But the key regulator, the Therapeutic Goods Administration (TGA), is struggling to get a hold of the industry and has been accused of institutional incapacity. Most recently, the watchdog has been embroiled in problems with its lack of transparency, and its oversight of faulty hip and breast implants and weight loss products.
There is one light on the horizon. It comes from Canada, where a leading law firm has launched a C$30m class action – bringing together a large number of complainants – against a multinational company that is marketing Oscillococcinum, a homeopathic anti-flu product.
The litigants are seeking compensation under Canadian consumer protection law. In essence, they argue the sale of the product is fraudulent: the supposedly therapeutic product is “overpriced sugar… the extreme dilutions used to make it ensure there is not a single molecule left of its supposed medicinal ingredient”.
The class action has not yet been tested in court and the manufacturer will presumably defend its product. But as an indication of the likely outcome, a related litigation in the United States reportedly concluded with a US$12m settlement. The litigants claimed that the manufacturer violated state “unfair competition and false advertising” laws, given there were no detectable active ingredients.
The manufacturer was forced to add a disclaimer to the products, indicating its claims haven’t been evaluated by the US Food & Drug Administration. The labels must also provide an explanation of how the active ingredients have been diluted. The repackaging is estimated to cost US$7m.
Potential Australian litigation
We haven’t yet seen such a class action against providers of homeopathic products. But it’s not precluded by Australian laws, such as the national Competition & Consumer Act 2010. And given the emergence of a class action industry, law suits against vendors of over-the-counter homeopathic pills and potions are probably in the pipeline.
Litigation alone could be enough to prompt manufacturers wind back claims about the efficacy of their concoctions, and lead us towards greater truth in advertising. An informed public might be appropriately reluctant to hand over the cash when reminded that a central tenet of homeopathy is the “law of the infinitesimal dose” - the more dilute the remedy, the greater its potency.
If homeopathic products are acknowledged as having no pharmacologically active ingredients, they can presumably be sold as lolly water. These harmless substances don’t need to be regulated as medications or “supplements” but cannot claim medicinal properties.
If, on the other hand, they are promoted as having active ingredients – rather than a “memory” of having once come into contact with something active – those claims can and should be put to the test.
If the magic ingredient is undetectable, an Australian court might reasonably infer that the ingredient is not present in the “remedy” and that any therapeutic benefit is entirely attributable to the consumer’s faith. In other words, it’s entertainment or a quasi-religious belief rather than medicine.
Such a finding would act as a wake-up call for Australian academia – in particular institutions that rely on the revenue from alternative therapy courses.
It might also encourage policymakers to reconsider the regulatory responsibilities of the TGA and the Australian Competition & Consumer Commission (ACCC). In practice, the ACCC acts as the regulator of complementary medicines through restrictions on misleading advertising.
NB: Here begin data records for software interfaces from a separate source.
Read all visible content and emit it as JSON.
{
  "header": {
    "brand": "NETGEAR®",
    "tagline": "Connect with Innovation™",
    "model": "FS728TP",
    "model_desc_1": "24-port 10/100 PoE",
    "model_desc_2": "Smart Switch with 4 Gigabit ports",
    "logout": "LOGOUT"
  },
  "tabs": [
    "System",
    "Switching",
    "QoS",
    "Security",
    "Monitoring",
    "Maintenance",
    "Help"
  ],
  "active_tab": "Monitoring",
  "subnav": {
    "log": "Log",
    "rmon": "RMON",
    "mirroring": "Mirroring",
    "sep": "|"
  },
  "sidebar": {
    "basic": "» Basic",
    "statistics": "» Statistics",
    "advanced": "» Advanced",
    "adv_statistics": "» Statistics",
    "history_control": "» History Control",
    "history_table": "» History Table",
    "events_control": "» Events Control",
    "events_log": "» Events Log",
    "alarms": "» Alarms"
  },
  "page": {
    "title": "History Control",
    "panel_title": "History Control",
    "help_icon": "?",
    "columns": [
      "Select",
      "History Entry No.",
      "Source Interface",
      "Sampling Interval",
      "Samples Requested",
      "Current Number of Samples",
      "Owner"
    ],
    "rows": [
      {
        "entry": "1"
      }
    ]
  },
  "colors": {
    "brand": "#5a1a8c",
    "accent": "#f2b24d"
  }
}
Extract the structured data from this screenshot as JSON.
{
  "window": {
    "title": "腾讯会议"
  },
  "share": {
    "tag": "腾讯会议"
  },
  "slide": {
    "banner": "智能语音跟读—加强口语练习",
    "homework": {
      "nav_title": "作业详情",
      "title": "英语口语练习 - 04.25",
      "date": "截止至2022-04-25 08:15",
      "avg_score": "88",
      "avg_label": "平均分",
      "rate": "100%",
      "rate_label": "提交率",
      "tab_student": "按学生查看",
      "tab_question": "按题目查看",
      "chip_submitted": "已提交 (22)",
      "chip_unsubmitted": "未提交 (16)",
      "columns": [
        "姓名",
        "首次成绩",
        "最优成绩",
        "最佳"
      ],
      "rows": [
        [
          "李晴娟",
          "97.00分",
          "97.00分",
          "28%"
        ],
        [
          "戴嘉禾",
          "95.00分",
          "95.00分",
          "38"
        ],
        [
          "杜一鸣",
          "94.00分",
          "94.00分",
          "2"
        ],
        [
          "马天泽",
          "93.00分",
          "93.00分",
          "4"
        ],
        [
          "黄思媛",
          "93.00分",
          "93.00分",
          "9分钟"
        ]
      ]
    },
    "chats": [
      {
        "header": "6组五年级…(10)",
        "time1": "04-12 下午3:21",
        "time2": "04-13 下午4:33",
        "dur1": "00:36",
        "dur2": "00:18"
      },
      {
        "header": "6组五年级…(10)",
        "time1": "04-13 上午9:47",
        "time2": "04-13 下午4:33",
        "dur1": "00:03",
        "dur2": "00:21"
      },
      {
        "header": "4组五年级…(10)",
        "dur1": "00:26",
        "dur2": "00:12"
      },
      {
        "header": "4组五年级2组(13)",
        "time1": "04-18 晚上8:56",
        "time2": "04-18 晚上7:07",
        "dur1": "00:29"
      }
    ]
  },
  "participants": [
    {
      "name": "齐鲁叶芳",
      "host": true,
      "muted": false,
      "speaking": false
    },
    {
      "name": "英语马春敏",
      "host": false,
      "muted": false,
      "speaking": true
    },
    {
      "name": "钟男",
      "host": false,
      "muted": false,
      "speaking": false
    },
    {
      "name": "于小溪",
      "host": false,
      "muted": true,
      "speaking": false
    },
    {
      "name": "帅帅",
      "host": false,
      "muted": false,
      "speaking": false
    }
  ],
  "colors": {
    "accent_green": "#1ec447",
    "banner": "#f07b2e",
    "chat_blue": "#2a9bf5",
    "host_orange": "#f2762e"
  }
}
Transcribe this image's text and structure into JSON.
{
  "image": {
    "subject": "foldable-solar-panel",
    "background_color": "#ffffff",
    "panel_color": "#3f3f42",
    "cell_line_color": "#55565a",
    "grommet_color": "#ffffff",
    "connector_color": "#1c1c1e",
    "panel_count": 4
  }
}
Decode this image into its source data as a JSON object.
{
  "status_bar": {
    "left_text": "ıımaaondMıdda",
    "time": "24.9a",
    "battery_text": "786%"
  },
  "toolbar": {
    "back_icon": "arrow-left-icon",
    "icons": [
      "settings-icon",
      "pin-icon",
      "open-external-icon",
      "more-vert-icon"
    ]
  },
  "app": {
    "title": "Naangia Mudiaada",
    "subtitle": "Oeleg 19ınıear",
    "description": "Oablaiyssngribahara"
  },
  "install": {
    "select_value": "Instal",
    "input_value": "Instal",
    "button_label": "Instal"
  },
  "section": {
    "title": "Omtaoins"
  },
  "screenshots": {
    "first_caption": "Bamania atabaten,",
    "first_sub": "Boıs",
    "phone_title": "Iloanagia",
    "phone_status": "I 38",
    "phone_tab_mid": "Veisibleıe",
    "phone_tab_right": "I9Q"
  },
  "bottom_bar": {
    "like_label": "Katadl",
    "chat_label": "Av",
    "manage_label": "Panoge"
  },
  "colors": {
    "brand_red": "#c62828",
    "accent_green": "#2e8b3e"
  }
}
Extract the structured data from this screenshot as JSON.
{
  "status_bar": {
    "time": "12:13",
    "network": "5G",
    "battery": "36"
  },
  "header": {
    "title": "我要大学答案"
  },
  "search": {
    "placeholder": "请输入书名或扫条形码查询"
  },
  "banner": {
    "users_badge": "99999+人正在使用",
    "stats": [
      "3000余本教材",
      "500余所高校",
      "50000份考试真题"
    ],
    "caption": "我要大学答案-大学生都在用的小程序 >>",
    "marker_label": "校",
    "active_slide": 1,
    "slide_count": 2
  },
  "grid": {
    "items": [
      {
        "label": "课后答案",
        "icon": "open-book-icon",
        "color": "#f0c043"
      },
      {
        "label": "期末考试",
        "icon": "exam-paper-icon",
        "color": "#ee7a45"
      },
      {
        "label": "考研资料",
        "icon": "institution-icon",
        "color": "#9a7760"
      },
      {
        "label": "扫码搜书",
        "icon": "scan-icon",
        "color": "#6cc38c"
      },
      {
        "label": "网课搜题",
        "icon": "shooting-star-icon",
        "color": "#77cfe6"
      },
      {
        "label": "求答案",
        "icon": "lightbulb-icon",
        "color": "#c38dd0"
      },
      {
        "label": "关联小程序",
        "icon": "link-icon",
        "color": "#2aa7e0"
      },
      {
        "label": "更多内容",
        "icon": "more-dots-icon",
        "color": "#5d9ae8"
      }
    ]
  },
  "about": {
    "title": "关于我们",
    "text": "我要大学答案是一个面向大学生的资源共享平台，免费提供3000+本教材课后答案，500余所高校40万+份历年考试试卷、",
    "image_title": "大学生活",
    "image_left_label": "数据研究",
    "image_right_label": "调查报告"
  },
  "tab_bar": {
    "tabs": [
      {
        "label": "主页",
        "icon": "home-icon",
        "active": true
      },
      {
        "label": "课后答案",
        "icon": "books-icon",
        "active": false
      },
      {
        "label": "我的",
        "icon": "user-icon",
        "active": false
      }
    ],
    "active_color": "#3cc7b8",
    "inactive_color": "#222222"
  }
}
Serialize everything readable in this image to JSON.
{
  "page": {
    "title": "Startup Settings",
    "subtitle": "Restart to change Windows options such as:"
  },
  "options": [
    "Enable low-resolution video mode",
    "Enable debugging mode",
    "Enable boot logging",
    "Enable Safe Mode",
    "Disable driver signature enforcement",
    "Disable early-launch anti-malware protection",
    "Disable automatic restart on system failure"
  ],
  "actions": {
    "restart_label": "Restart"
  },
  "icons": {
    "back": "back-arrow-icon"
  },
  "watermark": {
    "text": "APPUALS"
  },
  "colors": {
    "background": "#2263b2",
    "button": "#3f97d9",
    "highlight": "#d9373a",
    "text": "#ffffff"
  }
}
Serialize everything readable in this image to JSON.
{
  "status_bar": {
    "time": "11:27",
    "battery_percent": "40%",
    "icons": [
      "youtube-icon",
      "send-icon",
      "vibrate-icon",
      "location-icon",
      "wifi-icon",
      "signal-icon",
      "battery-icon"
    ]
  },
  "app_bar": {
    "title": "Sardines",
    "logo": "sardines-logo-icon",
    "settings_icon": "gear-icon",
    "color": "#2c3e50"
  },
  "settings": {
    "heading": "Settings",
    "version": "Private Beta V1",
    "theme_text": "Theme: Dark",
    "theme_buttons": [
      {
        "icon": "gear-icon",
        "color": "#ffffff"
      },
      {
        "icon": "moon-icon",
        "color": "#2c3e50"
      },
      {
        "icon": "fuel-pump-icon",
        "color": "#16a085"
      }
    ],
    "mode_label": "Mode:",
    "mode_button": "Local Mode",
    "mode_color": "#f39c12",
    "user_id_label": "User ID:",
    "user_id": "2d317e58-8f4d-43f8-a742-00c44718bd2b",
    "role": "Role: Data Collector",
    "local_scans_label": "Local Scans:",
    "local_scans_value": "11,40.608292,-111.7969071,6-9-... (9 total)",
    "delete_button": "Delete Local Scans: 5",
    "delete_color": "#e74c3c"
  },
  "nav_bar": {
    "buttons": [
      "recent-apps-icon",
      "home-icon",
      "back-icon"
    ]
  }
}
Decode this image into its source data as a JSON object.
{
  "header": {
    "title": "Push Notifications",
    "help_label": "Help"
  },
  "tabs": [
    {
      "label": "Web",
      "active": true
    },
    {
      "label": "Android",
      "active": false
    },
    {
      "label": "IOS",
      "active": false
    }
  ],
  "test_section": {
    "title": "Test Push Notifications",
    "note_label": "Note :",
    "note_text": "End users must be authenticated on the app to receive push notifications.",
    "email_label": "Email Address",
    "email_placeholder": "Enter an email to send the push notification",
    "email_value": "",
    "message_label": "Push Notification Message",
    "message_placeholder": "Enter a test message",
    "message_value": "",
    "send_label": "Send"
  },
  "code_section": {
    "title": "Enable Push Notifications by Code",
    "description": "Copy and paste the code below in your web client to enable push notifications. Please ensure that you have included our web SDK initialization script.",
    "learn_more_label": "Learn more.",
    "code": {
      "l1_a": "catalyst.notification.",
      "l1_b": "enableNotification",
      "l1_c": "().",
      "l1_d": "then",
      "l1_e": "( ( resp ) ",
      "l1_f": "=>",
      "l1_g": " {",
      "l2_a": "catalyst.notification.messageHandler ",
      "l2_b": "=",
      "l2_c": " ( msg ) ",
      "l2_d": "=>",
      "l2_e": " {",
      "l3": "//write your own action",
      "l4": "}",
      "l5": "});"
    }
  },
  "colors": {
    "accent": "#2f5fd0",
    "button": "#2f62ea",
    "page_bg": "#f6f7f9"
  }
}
It has, for example, warned that suppliers “must ensure that they are not claiming supposed benefits when there is no supportive scientific evidence”.
Most importantly, a court ruling would encourage the Australian community to adopt a more fact-based view of complementary medicine – in particular, to differentiate between what is merely entertainment and what has a tinge of credibility.